**ASSIGNMENT**
The output must reproduce each line of the data word for word.

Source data
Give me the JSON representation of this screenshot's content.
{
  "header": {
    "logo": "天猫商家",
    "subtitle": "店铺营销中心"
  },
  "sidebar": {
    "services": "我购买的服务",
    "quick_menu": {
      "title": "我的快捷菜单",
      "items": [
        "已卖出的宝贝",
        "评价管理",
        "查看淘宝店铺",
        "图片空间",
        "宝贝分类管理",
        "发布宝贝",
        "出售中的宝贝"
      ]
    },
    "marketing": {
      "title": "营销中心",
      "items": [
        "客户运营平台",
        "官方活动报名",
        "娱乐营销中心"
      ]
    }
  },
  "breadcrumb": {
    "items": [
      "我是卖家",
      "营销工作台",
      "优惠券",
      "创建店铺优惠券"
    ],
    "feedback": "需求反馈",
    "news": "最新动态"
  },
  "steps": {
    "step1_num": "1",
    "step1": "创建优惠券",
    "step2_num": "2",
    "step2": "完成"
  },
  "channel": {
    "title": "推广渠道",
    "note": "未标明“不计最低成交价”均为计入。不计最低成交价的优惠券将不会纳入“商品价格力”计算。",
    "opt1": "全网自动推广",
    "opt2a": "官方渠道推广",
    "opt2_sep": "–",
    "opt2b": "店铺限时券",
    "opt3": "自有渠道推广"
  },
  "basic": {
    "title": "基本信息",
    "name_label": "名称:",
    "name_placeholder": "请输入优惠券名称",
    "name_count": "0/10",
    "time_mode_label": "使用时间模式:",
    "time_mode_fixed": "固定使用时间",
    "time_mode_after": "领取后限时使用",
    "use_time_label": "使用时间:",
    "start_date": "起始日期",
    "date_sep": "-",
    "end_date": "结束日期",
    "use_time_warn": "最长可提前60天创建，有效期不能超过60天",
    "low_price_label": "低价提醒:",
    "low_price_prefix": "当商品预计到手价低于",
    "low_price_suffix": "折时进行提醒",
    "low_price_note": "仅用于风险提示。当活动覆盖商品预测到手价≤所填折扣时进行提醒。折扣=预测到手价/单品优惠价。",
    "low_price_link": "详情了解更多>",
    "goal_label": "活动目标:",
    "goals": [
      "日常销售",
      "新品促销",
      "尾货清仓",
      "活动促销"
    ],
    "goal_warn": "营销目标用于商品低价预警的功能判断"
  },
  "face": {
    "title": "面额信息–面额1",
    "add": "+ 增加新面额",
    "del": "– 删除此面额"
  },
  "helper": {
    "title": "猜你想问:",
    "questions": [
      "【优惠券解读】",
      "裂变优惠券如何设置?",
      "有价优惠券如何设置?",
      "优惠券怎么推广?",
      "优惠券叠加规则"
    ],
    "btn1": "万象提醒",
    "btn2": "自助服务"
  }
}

**EXERCISE RESULT**
Give me the JSON representation of this screenshot's content.
{
  "header": {
    "logo": "天猫商家",
    "subtitle": "店铺营销中心"
  },
  "sidebar": {
    "services": "我购买的服务",
    "quick_menu": {
      "title": "我的快捷菜单",
      "items": [
        "已卖出的宝贝",
        "评价管理",
        "查看淘宝店铺",
        "图片空间",
        "宝贝分类管理",
        "发布宝贝",
        "出售中的宝贝"
      ]
    },
    "marketing": {
      "title": "营销中心",
      "items": [
        "客户运营平台",
        "官方活动报名",
        "娱乐营销中心"
      ]
    }
  },
  "breadcrumb": {
    "items": [
      "我是卖家",
      "营销工作台",
      "优惠券",
      "创建店铺优惠券"
    ],
    "feedback": "需求反馈",
    "news": "最新动态"
  },
  "steps": {
    "step1_num": "1",
    "step1": "创建优惠券",
    "step2_num": "2",
    "step2": "完成"
  },
  "channel": {
    "title": "推广渠道",
    "note": "未标明“不计最低成交价”均为计入。不计最低成交价的优惠券将不会纳入“商品价格力”计算。",
    "opt1": "全网自动推广",
    "opt2a": "官方渠道推广",
    "opt2_sep": "–",
    "opt2b": "店铺限时券",
    "opt3": "自有渠道推广"
  },
  "basic": {
    "title": "基本信息",
    "name_label": "名称:",
    "name_placeholder": "请输入优惠券名称",
    "name_count": "0/10",
    "time_mode_label": "使用时间模式:",
    "time_mode_fixed": "固定使用时间",
    "time_mode_after": "领取后限时使用",
    "use_time_label": "使用时间:",
    "start_date": "起始日期",
    "date_sep": "-",
    "end_date": "结束日期",
    "use_time_warn": "最长可提前60天创建，有效期不能超过60天",
    "low_price_label": "低价提醒:",
    "low_price_prefix": "当商品预计到手价低于",
    "low_price_suffix": "折时进行提醒",
    "low_price_note": "仅用于风险提示。当活动覆盖商品预测到手价≤所填折扣时进行提醒。折扣=预测到手价/单品优惠价。",
    "low_price_link": "详情了解更多>",
    "goal_label": "活动目标:",
    "goals": [
      "日常销售",
      "新品促销",
      "尾货清仓",
      "活动促销"
    ],
    "goal_warn": "营销目标用于商品低价预警的功能判断"
  },
  "face": {
    "title": "面额信息–面额1",
    "add": "+ 增加新面额",
    "del": "– 删除此面额"
  },
  "helper": {
    "title": "猜你想问:",
    "questions": [
      "【优惠券解读】",
      "裂变优惠券如何设置?",
      "有价优惠券如何设置?",
      "优惠券怎么推广?",
      "优惠券叠加规则"
    ],
    "btn1": "万象提醒",
    "btn2": "自助服务"
  }
}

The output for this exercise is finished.